> Problem to work on
What is needed is an exact copy of every entry below, minus the images.

> Material provided
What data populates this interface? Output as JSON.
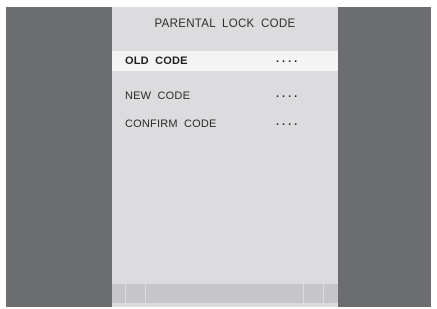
{
  "screen": {
    "title": "PARENTAL LOCK CODE"
  },
  "fields": [
    {
      "label": "OLD  CODE",
      "value": "....",
      "selected": true
    },
    {
      "label": "NEW CODE",
      "value": "....",
      "selected": false
    },
    {
      "label": "CONFIRM  CODE",
      "value": "....",
      "selected": false
    }
  ],
  "colors": {
    "background_frame": "#6c6d70",
    "panel": "#dcdcde",
    "highlight": "#f4f4f5"
  }
}
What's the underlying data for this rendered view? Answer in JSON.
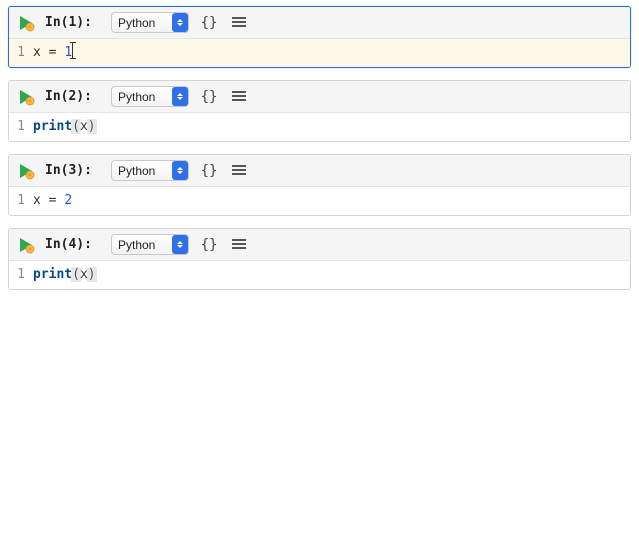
{
  "cells": [
    {
      "prompt": "In(1):",
      "language": "Python",
      "line_number": "1",
      "code_prefix": "x = ",
      "code_value": "1",
      "selected": true,
      "cursor_after_value": true,
      "highlight_parens": false,
      "is_print": false
    },
    {
      "prompt": "In(2):",
      "language": "Python",
      "line_number": "1",
      "code_prefix": "",
      "code_value": "",
      "print_keyword": "print",
      "print_arg": "x",
      "selected": false,
      "is_print": true,
      "highlight_parens": true
    },
    {
      "prompt": "In(3):",
      "language": "Python",
      "line_number": "1",
      "code_prefix": "x = ",
      "code_value": "2",
      "selected": false,
      "cursor_after_value": false,
      "highlight_parens": false,
      "is_print": false
    },
    {
      "prompt": "In(4):",
      "language": "Python",
      "line_number": "1",
      "code_prefix": "",
      "code_value": "",
      "print_keyword": "print",
      "print_arg": "x",
      "selected": false,
      "is_print": true,
      "highlight_parens": true
    }
  ],
  "toolbar": {
    "braces_label": "{}"
  }
}
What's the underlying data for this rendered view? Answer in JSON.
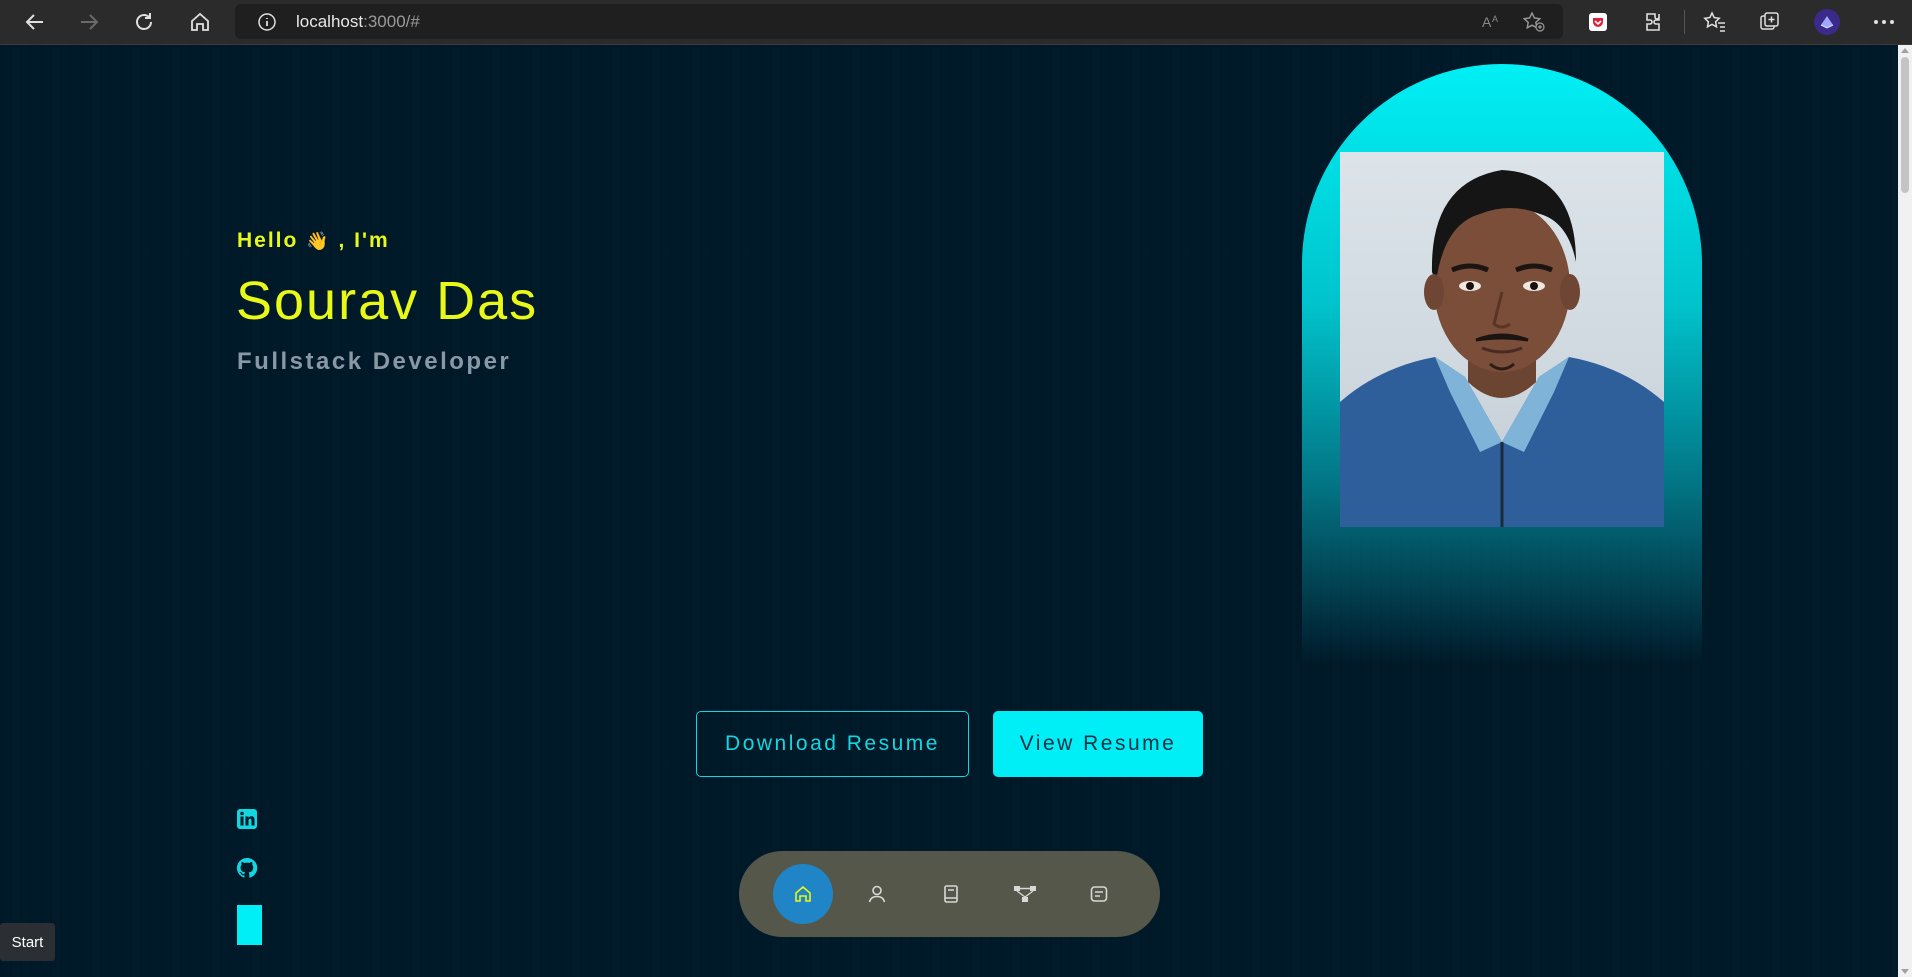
{
  "browser": {
    "url_host": "localhost",
    "url_rest": ":3000/#"
  },
  "hero": {
    "greeting_pre": "Hello",
    "greeting_emoji": "👋",
    "greeting_post": ", I'm",
    "name": "Sourav Das",
    "role": "Fullstack Developer"
  },
  "buttons": {
    "download": "Download Resume",
    "view": "View Resume"
  },
  "nav": {
    "items": [
      "home-icon",
      "user-icon",
      "book-icon",
      "sitemap-icon",
      "message-icon"
    ],
    "active": "home"
  },
  "tooltip": {
    "label": "Start"
  },
  "colors": {
    "accent_yellow": "#e8f818",
    "accent_cyan": "#00eff7",
    "background": "#011a2a",
    "nav_bg": "#54574a",
    "nav_active": "#1f85c6"
  }
}
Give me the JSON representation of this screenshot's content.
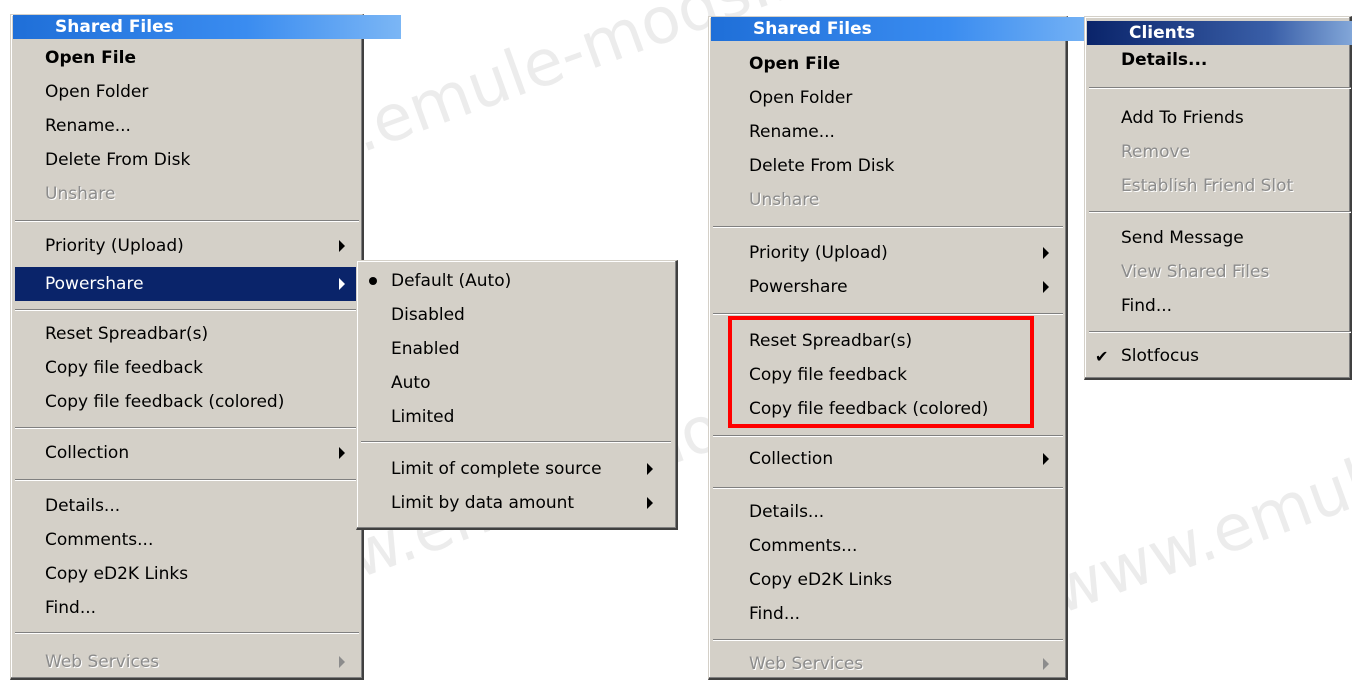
{
  "watermark": "www.emule-mods.it",
  "left_menu": {
    "title": "Shared Files",
    "groups": [
      [
        {
          "label": "Open File",
          "bold": true
        },
        {
          "label": "Open Folder"
        },
        {
          "label": "Rename..."
        },
        {
          "label": "Delete From Disk"
        },
        {
          "label": "Unshare",
          "disabled": true
        }
      ],
      [
        {
          "label": "Priority (Upload)",
          "submenu": true
        },
        {
          "label": "Powershare",
          "submenu": true,
          "highlighted": true
        }
      ],
      [
        {
          "label": "Reset Spreadbar(s)"
        },
        {
          "label": "Copy file feedback"
        },
        {
          "label": "Copy file feedback (colored)"
        }
      ],
      [
        {
          "label": "Collection",
          "submenu": true
        }
      ],
      [
        {
          "label": "Details..."
        },
        {
          "label": "Comments..."
        },
        {
          "label": "Copy eD2K Links"
        },
        {
          "label": "Find..."
        }
      ],
      [
        {
          "label": "Web Services",
          "submenu": true,
          "disabled": true
        }
      ]
    ]
  },
  "powershare_submenu": {
    "items": [
      {
        "label": "Default (Auto)",
        "selected": true
      },
      {
        "label": "Disabled"
      },
      {
        "label": "Enabled"
      },
      {
        "label": "Auto"
      },
      {
        "label": "Limited"
      }
    ],
    "items2": [
      {
        "label": "Limit of complete source",
        "submenu": true
      },
      {
        "label": "Limit by data amount",
        "submenu": true
      }
    ]
  },
  "right_menu": {
    "title": "Shared Files",
    "groups": [
      [
        {
          "label": "Open File",
          "bold": true
        },
        {
          "label": "Open Folder"
        },
        {
          "label": "Rename..."
        },
        {
          "label": "Delete From Disk"
        },
        {
          "label": "Unshare",
          "disabled": true
        }
      ],
      [
        {
          "label": "Priority (Upload)",
          "submenu": true
        },
        {
          "label": "Powershare",
          "submenu": true
        }
      ],
      [
        {
          "label": "Reset Spreadbar(s)"
        },
        {
          "label": "Copy file feedback"
        },
        {
          "label": "Copy file feedback (colored)"
        }
      ],
      [
        {
          "label": "Collection",
          "submenu": true
        }
      ],
      [
        {
          "label": "Details..."
        },
        {
          "label": "Comments..."
        },
        {
          "label": "Copy eD2K Links"
        },
        {
          "label": "Find..."
        }
      ],
      [
        {
          "label": "Web Services",
          "submenu": true,
          "disabled": true
        }
      ]
    ]
  },
  "clients_menu": {
    "title": "Clients",
    "groups": [
      [
        {
          "label": "Details...",
          "bold": true
        }
      ],
      [
        {
          "label": "Add To Friends"
        },
        {
          "label": "Remove",
          "disabled": true
        },
        {
          "label": "Establish Friend Slot",
          "disabled": true
        }
      ],
      [
        {
          "label": "Send Message"
        },
        {
          "label": "View Shared Files",
          "disabled": true
        },
        {
          "label": "Find..."
        }
      ],
      [
        {
          "label": "Slotfocus",
          "checked": true
        }
      ]
    ]
  }
}
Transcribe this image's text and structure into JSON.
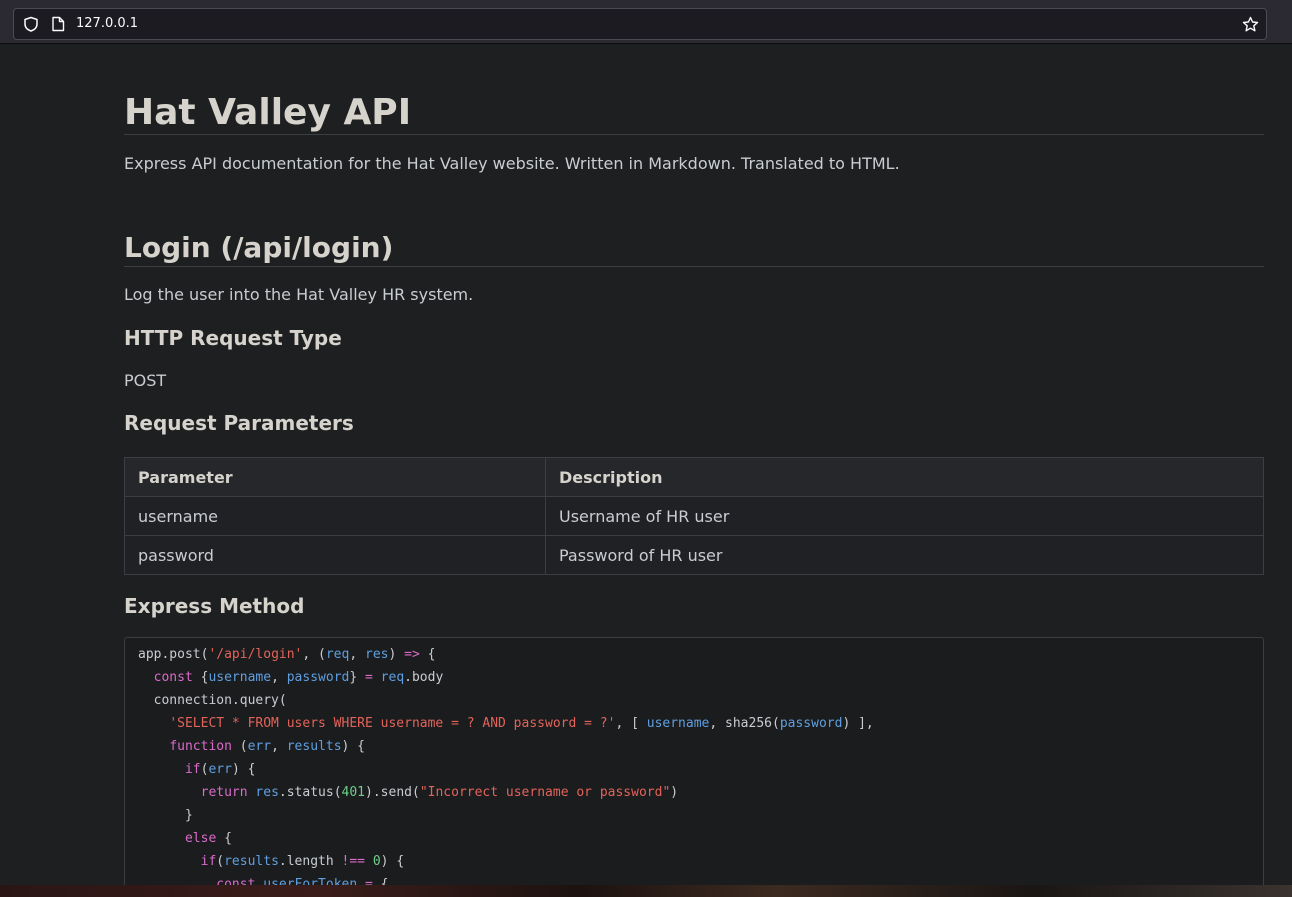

> Response to this task
What data populates this interface? Output as JSON.
{
  "screen": {
    "title": "PARENTAL LOCK CODE"
  },
  "fields": [
    {
      "label": "OLD  CODE",
      "value": "....",
      "selected": true
    },
    {
      "label": "NEW CODE",
      "value": "....",
      "selected": false
    },
    {
      "label": "CONFIRM  CODE",
      "value": "....",
      "selected": false
    }
  ],
  "colors": {
    "background_frame": "#6c6d70",
    "panel": "#dcdcde",
    "highlight": "#f4f4f5"
  }
}
What's the underlying data for this rendered view? Answer in JSON.
{
  "cells": [
    {
      "prompt": "In(1):",
      "language": "Python",
      "line_number": "1",
      "code_prefix": "x = ",
      "code_value": "1",
      "selected": true,
      "cursor_after_value": true,
      "highlight_parens": false,
      "is_print": false
    },
    {
      "prompt": "In(2):",
      "language": "Python",
      "line_number": "1",
      "code_prefix": "",
      "code_value": "",
      "print_keyword": "print",
      "print_arg": "x",
      "selected": false,
      "is_print": true,
      "highlight_parens": true
    },
    {
      "prompt": "In(3):",
      "language": "Python",
      "line_number": "1",
      "code_prefix": "x = ",
      "code_value": "2",
      "selected": false,
      "cursor_after_value": false,
      "highlight_parens": false,
      "is_print": false
    },
    {
      "prompt": "In(4):",
      "language": "Python",
      "line_number": "1",
      "code_prefix": "",
      "code_value": "",
      "print_keyword": "print",
      "print_arg": "x",
      "selected": false,
      "is_print": true,
      "highlight_parens": true
    }
  ],
  "toolbar": {
    "braces_label": "{}"
  }
}
What's the underlying data for this rendered view? Answer in JSON.
{
  "browser": {
    "url_host": "localhost",
    "url_rest": ":3000/#"
  },
  "hero": {
    "greeting_pre": "Hello",
    "greeting_emoji": "👋",
    "greeting_post": ", I'm",
    "name": "Sourav Das",
    "role": "Fullstack Developer"
  },
  "buttons": {
    "download": "Download Resume",
    "view": "View Resume"
  },
  "nav": {
    "items": [
      "home-icon",
      "user-icon",
      "book-icon",
      "sitemap-icon",
      "message-icon"
    ],
    "active": "home"
  },
  "tooltip": {
    "label": "Start"
  },
  "colors": {
    "accent_yellow": "#e8f818",
    "accent_cyan": "#00eff7",
    "background": "#011a2a",
    "nav_bg": "#54574a",
    "nav_active": "#1f85c6"
  }
}
Give me the JSON representation of this screenshot's content.
{
  "watermark": "www.emule-mods.it",
  "left_menu": {
    "title": "Shared Files",
    "groups": [
      [
        {
          "label": "Open File",
          "bold": true
        },
        {
          "label": "Open Folder"
        },
        {
          "label": "Rename..."
        },
        {
          "label": "Delete From Disk"
        },
        {
          "label": "Unshare",
          "disabled": true
        }
      ],
      [
        {
          "label": "Priority (Upload)",
          "submenu": true
        },
        {
          "label": "Powershare",
          "submenu": true,
          "highlighted": true
        }
      ],
      [
        {
          "label": "Reset Spreadbar(s)"
        },
        {
          "label": "Copy file feedback"
        },
        {
          "label": "Copy file feedback (colored)"
        }
      ],
      [
        {
          "label": "Collection",
          "submenu": true
        }
      ],
      [
        {
          "label": "Details..."
        },
        {
          "label": "Comments..."
        },
        {
          "label": "Copy eD2K Links"
        },
        {
          "label": "Find..."
        }
      ],
      [
        {
          "label": "Web Services",
          "submenu": true,
          "disabled": true
        }
      ]
    ]
  },
  "powershare_submenu": {
    "items": [
      {
        "label": "Default (Auto)",
        "selected": true
      },
      {
        "label": "Disabled"
      },
      {
        "label": "Enabled"
      },
      {
        "label": "Auto"
      },
      {
        "label": "Limited"
      }
    ],
    "items2": [
      {
        "label": "Limit of complete source",
        "submenu": true
      },
      {
        "label": "Limit by data amount",
        "submenu": true
      }
    ]
  },
  "right_menu": {
    "title": "Shared Files",
    "groups": [
      [
        {
          "label": "Open File",
          "bold": true
        },
        {
          "label": "Open Folder"
        },
        {
          "label": "Rename..."
        },
        {
          "label": "Delete From Disk"
        },
        {
          "label": "Unshare",
          "disabled": true
        }
      ],
      [
        {
          "label": "Priority (Upload)",
          "submenu": true
        },
        {
          "label": "Powershare",
          "submenu": true
        }
      ],
      [
        {
          "label": "Reset Spreadbar(s)"
        },
        {
          "label": "Copy file feedback"
        },
        {
          "label": "Copy file feedback (colored)"
        }
      ],
      [
        {
          "label": "Collection",
          "submenu": true
        }
      ],
      [
        {
          "label": "Details..."
        },
        {
          "label": "Comments..."
        },
        {
          "label": "Copy eD2K Links"
        },
        {
          "label": "Find..."
        }
      ],
      [
        {
          "label": "Web Services",
          "submenu": true,
          "disabled": true
        }
      ]
    ]
  },
  "clients_menu": {
    "title": "Clients",
    "groups": [
      [
        {
          "label": "Details...",
          "bold": true
        }
      ],
      [
        {
          "label": "Add To Friends"
        },
        {
          "label": "Remove",
          "disabled": true
        },
        {
          "label": "Establish Friend Slot",
          "disabled": true
        }
      ],
      [
        {
          "label": "Send Message"
        },
        {
          "label": "View Shared Files",
          "disabled": true
        },
        {
          "label": "Find..."
        }
      ],
      [
        {
          "label": "Slotfocus",
          "checked": true
        }
      ]
    ]
  }
}
Transcribe this image's text and structure into JSON.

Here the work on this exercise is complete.